But we all have this sense, not just that life is hard, not just that we suffer. We have this sense not just that things are bad, but that things are not the way they’re supposed to be. Children are not supposed to grow up with no one caring about them, no one providing for their education and health just because they’re the wrong color. Women are not supposed to be abused. Dads are not supposed to die of cancer when they are forty years old and their children are young.
If the universe is a machine, a giant accident, a blind, pitiless indifference, where did we get the idea that there is a way that things are supposed to be?

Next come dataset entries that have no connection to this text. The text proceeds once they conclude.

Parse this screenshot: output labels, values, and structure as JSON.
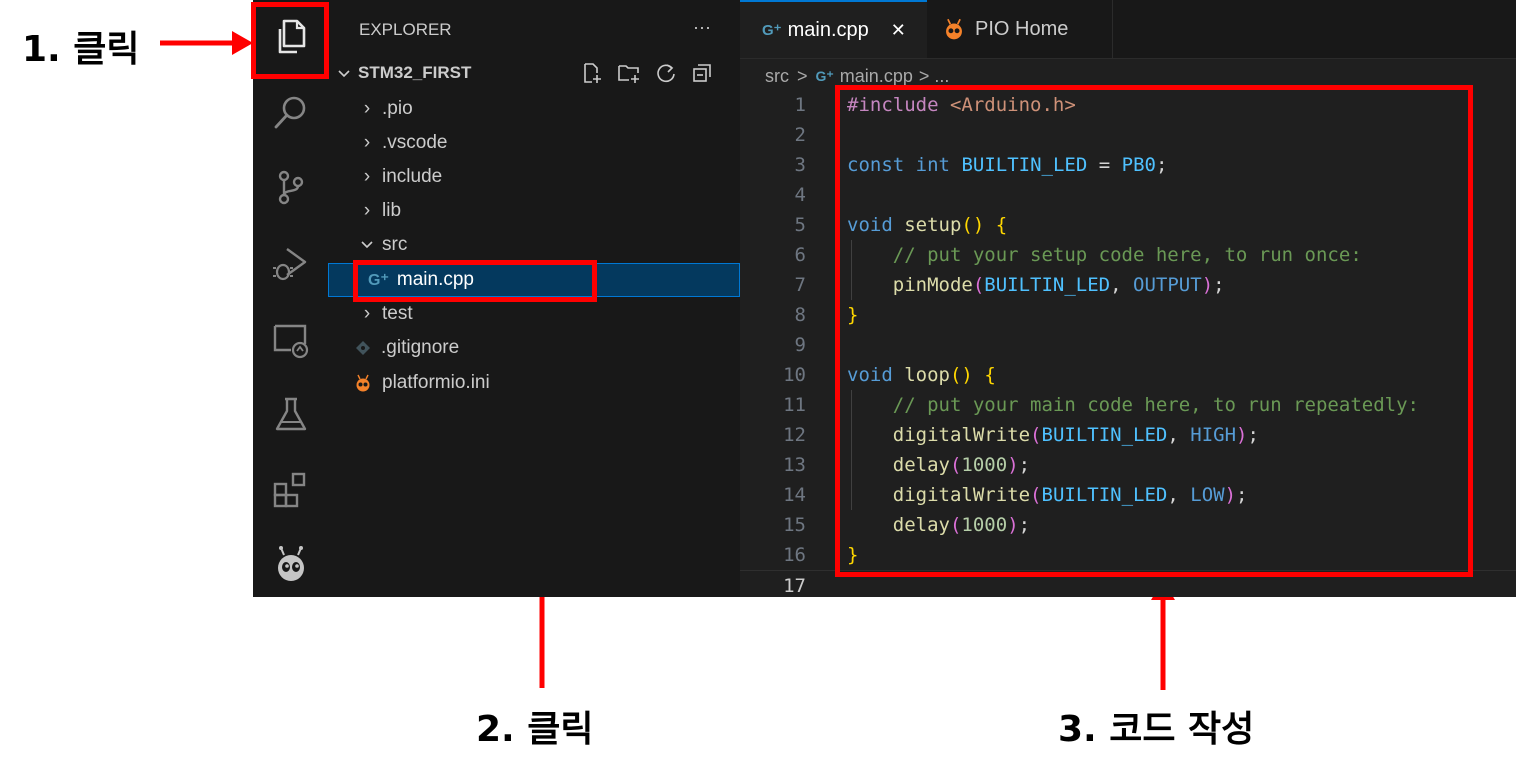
{
  "annotations": {
    "step1": "1. 클릭",
    "step2": "2. 클릭",
    "step3": "3. 코드 작성"
  },
  "activity_bar": {
    "icons": [
      "explorer-icon",
      "search-icon",
      "source-control-icon",
      "run-debug-icon",
      "remote-explorer-icon",
      "testing-icon",
      "extensions-icon",
      "platformio-icon"
    ]
  },
  "sidebar": {
    "title": "EXPLORER",
    "more": "···",
    "project": "STM32_FIRST",
    "items": [
      {
        "label": ".pio",
        "kind": "folder",
        "expanded": false
      },
      {
        "label": ".vscode",
        "kind": "folder",
        "expanded": false
      },
      {
        "label": "include",
        "kind": "folder",
        "expanded": false
      },
      {
        "label": "lib",
        "kind": "folder",
        "expanded": false
      },
      {
        "label": "src",
        "kind": "folder",
        "expanded": true
      },
      {
        "label": "main.cpp",
        "kind": "file-cpp",
        "selected": true
      },
      {
        "label": "test",
        "kind": "folder",
        "expanded": false
      },
      {
        "label": ".gitignore",
        "kind": "file-git"
      },
      {
        "label": "platformio.ini",
        "kind": "file-pio"
      }
    ]
  },
  "editor": {
    "tabs": [
      {
        "label": "main.cpp",
        "active": true,
        "close": "✕"
      },
      {
        "label": "PIO Home",
        "active": false
      }
    ],
    "breadcrumb": {
      "folder": "src",
      "sep": ">",
      "file": "main.cpp",
      "tail": "> ..."
    },
    "line_numbers": [
      "1",
      "2",
      "3",
      "4",
      "5",
      "6",
      "7",
      "8",
      "9",
      "10",
      "11",
      "12",
      "13",
      "14",
      "15",
      "16",
      "17"
    ],
    "current_line": "17"
  },
  "colors": {
    "annotation_red": "#ff0000",
    "editor_bg": "#1f1f1f",
    "sidebar_bg": "#181818",
    "selection": "#04395e",
    "selection_border": "#0078d4"
  }
}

This is a very simple picture. It is not philosophically profound, but it helps me to think about it in a simple way: A woman I know named Sheryl went to a salon to have her nails manicured. As the beautician began to work, they began to have a good conversation about many subjects. When they eventually touched on God, the beautician said, “I don’t believe God exists.”
“Why do you say that?” asked Sheryl, who has MS.
“Well, you just have to go out on the street to realize God doesn’t exist. Tell me, if God exists, would there be so many sick people? Would there be abandoned children? If God existed, there would be neither suffering nor pain. I can’t imagine loving a God who could allow all these things.”
Sheryl thought for a moment. She didn’t respond because she didn’t want to start an argument. The beautician finished her job, and Sheryl left the shop.
Just after she left the beauty shop, she saw a woman in the street with long, stringy, dirty hair. She looked filthy and unkempt. Sheryl turned, entered the beauty shop again, and said to the beautician, “You know what? Beauticians do not exist.”
“How can you say that?” asked the surprised beautician. “I am here. I just worked on you. I exist.”
“No,” Sheryl exclaimed, “beauticians do not exist, because if they did, there would be no people with dirty, long hair and appearing very unkempt like that woman outside!”
“Ah, but beauticians do exist,” she answered. “The problem is, people do not come to me.”
Exactly. —Faith and Doubt by John Ortbergf